U.S. Fruit and Vegetable Trade (Excluding Nuts), 1990-2015
“Trade agreements, and especially NAFTA, have enabled foreign fruit and vegetable exporters to take advantage of our open borders at the expense of American producers,” said Jeff Ferry, CPA Research Director.
The US avocado industry has been the most affected as US production fell by 34% even while domestic consumption skyrocketed by 368% in recent decades.
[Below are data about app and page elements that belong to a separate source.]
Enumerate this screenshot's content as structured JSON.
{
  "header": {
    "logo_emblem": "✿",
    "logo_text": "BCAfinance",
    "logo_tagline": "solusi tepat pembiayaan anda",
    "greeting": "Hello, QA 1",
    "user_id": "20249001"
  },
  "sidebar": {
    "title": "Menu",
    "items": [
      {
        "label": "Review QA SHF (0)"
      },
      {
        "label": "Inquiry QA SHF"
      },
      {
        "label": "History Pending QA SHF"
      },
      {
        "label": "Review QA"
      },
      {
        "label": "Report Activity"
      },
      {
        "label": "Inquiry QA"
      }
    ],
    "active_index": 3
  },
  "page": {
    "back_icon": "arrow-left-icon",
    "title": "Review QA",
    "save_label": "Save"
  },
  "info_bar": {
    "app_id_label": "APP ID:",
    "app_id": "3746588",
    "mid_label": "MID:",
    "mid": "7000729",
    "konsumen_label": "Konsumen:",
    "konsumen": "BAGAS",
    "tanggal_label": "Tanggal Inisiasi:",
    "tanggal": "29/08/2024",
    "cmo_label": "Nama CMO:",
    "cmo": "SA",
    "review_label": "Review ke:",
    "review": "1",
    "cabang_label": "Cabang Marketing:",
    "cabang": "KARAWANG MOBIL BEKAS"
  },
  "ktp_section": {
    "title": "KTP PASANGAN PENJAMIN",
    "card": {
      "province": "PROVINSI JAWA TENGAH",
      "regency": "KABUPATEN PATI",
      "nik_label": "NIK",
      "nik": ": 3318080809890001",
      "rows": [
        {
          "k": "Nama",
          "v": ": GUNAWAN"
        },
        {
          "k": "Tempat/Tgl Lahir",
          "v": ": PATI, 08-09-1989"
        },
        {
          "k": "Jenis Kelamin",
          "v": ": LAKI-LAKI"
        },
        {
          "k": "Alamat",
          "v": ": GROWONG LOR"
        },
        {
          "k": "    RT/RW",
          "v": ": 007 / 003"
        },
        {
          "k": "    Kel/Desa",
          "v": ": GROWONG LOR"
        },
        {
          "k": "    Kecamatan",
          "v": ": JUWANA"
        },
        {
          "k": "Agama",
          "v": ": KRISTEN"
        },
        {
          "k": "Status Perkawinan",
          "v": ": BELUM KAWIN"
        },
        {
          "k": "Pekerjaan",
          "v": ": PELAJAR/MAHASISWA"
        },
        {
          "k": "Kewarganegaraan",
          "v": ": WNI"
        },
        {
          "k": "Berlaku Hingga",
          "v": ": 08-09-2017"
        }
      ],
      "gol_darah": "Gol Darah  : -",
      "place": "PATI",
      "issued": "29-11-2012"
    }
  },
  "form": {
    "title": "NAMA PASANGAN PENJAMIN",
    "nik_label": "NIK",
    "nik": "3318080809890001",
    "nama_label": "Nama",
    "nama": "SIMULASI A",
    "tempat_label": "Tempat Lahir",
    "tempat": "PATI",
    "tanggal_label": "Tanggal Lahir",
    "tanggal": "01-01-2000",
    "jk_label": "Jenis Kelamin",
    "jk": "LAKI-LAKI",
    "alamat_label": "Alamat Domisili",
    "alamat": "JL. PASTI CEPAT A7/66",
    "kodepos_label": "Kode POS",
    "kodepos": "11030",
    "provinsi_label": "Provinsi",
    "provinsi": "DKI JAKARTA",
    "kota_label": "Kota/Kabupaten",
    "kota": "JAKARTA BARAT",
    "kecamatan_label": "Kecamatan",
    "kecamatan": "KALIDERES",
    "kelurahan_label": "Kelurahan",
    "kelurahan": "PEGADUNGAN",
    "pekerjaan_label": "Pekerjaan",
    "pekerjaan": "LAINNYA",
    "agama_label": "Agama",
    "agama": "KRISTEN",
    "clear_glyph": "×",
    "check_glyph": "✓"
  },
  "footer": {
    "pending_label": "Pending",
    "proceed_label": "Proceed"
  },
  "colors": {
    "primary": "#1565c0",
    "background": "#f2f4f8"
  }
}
Imports dominated with an 85% share of the US avocado consumption.
Grapes and tangerines follow the path as they too have seen significant loss of domestic market share.
Since implementation of the North American Free Trade Agreement (NAFTA) in 1994, US producers’ share of the domestic market in avocados, cucumbers grapes, limes, pineapples, and tomatoes has been seriously eroded, even as domestic consumption grew strongly.
“Trade agreements have proven irrelevant at best and harmful at worst to American farmers struggling to make a living,” said Michael Stumo, CEO of CPA. “Our agricultural members know that past trade policy has been crafted for the benefit of the import lobby rather than US producers.”
The Office of the U.S. Trade Representative will hold a hearing on the administration's NAFTA renegotiation plans on June 27, 2017. CPA will testify at the hearing and be actively engaged in the effort to determine whether NAFTA can improved or should be scrapped.